# [Records supplied]
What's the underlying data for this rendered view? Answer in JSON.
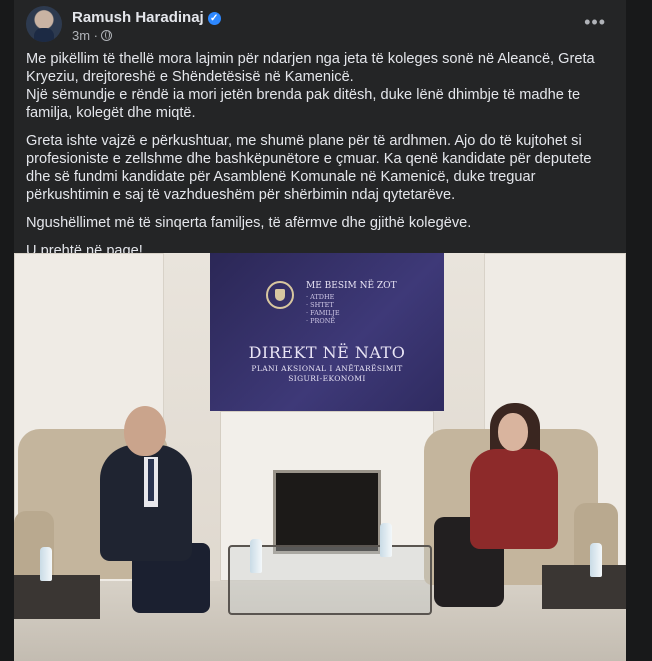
{
  "author": {
    "name": "Ramush Haradinaj",
    "verified_icon": "verified-badge-icon",
    "time": "3m",
    "audience_icon": "globe-icon"
  },
  "more_menu": {
    "label": "•••"
  },
  "post_text": {
    "p1_line1": "Me pikëllim të thellë mora lajmin për ndarjen nga jeta të koleges sonë në Aleancë, Greta Kryeziu, drejtoreshë e Shëndetësisë në Kamenicë.",
    "p1_line2": "Një sëmundje e rëndë ia mori jetën brenda pak ditësh, duke lënë dhimbje të madhe te familja, kolegët dhe miqtë.",
    "p2": "Greta ishte vajzë e përkushtuar, me shumë plane për të ardhmen. Ajo do të kujtohet si profesioniste e zellshme dhe bashkëpunëtore e çmuar. Ka qenë kandidate për deputete dhe së fundmi kandidate për Asamblenë Komunale në Kamenicë, duke treguar përkushtimin e saj të vazhdueshëm për shërbimin ndaj qytetarëve.",
    "p3": "Ngushëllimet më të sinqerta familjes, të afërmve dhe gjithë kolegëve.",
    "p4": "U prehtë në paqe!"
  },
  "photo": {
    "banner_motto": "ME BESIM NË ZOT",
    "banner_values": [
      "· ATDHE",
      "· SHTET",
      "· FAMILJE",
      "· PRONË"
    ],
    "banner_title": "DIREKT NË NATO",
    "banner_sub1": "PLANI AKSIONAL I ANËTARËSIMIT",
    "banner_sub2": "SIGURI-EKONOMI"
  }
}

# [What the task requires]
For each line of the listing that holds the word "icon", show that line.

# [Solution for this task]
    "verified_icon": "verified-badge-icon",
    "audience_icon": "globe-icon"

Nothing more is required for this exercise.